To soak up all that beer, head to Moose’s Tooth Pub and Pizzeria. This place is a bit of an icon in Anchorage despite only having been around since 1996. Having a self-nominated pizza aficionado in our midst, we couldn’t resist making the short trek from our motel for some delicious pizza. Visiting on a Friday night probably wasn’t the best plan because the place was absolutely heaving, but after a somewhat uncomfortable 45-minute wait crammed against a doorway we got our table. We ordered two pizzas, a Call of the Wild (reindeer meat!) and a Napoleon. And by god, were they worth the wait. These were without doubt the best pizzas we’ve had since arriving in the U.S. The brews weren’t bad either.
Have you ever looked at a mountain bike tyre and thought it looked a bit skinny? Someone in Alaska did, and the fat bike was born. Otherwise resembling a mountain bike, fat bikes have enormous tyres that can also be studded in winter for extra traction. As we were in the birth state of this giant invention it seemed only fitting to give it a shot. Downtown Anchorage has several places you can rent bikes from, with prices starting at around $25 a day. As the tyres are much larger and softer than on other bikes, fat biking requires a lot more effort to get moving so bear that in mind when planning your ride. We can offer that advice because we were a little too ambitious when we chose to get dropped off at Kincaid Park, a popular mountain bike park just south of the airport. We’ve ridden on mountain bike trails before but snow is much harder work and less forgiving to small errors. That said, if you are an experienced rider, the scenery and serenity is amazing but for everyone else we recommend just sticking to the Coastal Trail. It is just as pretty but a lot less concentration is required. The trail runs all the way from Kincaid Park to just past Resolution Park (look out for the statue of Captain Cook) and from there it’s an easy ride to return the bikes in downtown.

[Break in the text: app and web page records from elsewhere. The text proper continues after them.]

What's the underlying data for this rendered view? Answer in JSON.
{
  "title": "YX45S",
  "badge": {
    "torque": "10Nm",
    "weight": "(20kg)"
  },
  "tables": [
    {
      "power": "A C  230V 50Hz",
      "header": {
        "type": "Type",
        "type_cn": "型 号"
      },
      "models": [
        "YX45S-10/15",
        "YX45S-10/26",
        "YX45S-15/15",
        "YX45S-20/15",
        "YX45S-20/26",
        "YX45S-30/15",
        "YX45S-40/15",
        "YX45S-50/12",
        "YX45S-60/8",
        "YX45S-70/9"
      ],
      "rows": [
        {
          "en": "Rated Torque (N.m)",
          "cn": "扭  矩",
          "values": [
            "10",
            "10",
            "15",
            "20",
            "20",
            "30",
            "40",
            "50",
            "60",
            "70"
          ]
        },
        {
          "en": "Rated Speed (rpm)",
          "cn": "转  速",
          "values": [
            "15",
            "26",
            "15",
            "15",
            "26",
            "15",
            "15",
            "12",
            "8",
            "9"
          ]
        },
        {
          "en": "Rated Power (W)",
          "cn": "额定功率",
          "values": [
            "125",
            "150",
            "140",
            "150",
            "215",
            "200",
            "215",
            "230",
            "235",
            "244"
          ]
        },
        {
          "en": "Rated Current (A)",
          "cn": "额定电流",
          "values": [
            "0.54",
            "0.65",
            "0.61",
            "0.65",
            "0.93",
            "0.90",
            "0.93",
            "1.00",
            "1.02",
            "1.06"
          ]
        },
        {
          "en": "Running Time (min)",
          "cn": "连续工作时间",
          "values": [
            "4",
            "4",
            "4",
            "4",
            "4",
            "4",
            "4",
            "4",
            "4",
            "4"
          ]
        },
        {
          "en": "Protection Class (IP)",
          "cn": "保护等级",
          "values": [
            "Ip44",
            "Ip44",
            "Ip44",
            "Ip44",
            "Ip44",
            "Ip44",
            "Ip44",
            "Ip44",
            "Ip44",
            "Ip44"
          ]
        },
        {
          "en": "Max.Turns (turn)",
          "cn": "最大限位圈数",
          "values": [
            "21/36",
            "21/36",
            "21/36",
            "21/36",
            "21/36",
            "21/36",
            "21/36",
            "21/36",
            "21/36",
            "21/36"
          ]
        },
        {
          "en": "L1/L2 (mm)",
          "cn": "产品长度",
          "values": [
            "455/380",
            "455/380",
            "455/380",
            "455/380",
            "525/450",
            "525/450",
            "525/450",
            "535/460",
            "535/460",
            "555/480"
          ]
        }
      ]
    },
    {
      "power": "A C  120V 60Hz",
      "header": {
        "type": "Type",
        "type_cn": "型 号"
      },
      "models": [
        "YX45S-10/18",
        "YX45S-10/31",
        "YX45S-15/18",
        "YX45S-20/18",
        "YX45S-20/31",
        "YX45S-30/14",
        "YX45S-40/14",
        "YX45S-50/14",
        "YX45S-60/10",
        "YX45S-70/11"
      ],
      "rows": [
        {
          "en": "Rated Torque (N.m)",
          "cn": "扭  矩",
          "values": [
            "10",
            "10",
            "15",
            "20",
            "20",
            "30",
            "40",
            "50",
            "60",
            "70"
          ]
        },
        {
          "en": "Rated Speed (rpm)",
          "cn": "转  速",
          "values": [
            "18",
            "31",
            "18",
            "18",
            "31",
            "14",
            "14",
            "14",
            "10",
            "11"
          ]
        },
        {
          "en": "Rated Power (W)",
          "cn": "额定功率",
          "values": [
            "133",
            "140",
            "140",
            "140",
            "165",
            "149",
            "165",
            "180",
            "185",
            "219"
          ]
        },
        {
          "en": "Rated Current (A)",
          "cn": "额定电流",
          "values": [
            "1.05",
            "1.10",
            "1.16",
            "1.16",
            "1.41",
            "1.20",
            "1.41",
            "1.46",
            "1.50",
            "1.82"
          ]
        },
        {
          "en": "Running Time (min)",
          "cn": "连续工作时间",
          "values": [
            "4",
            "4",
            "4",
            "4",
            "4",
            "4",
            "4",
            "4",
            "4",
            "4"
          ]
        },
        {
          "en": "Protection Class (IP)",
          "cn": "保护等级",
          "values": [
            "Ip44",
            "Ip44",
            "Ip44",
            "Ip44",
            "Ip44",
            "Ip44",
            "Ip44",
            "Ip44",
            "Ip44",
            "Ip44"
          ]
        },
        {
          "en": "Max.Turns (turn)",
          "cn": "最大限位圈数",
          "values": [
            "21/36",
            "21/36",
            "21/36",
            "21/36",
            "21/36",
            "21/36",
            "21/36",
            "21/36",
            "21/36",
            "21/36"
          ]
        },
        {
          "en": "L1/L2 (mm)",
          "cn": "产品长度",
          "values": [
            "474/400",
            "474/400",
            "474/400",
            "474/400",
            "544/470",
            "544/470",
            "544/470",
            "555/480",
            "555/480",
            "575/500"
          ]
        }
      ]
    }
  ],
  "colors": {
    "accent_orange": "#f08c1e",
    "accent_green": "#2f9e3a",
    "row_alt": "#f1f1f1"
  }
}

As always, there’s a bunch of things we didn’t get time to do. We missed Anchorage Museum which is meant to be fantastic. We also wish we’d had time for the Alaskan Native Heritage Center and for more hiking, especially popular trails like Flattop to get kickass views of Anchorage and surrounds. If you’re nervous about hiking on your own, there’s a group who do twice-weekly hikes around Anchorage for a $1 donation per person. We were also keen to try a reindeer hot dog on our visit but alas, all the hot dog vendors seem to be seasonal food trucks and therefore don’t operate in the winter. Looks like we’ll have to come back in summer!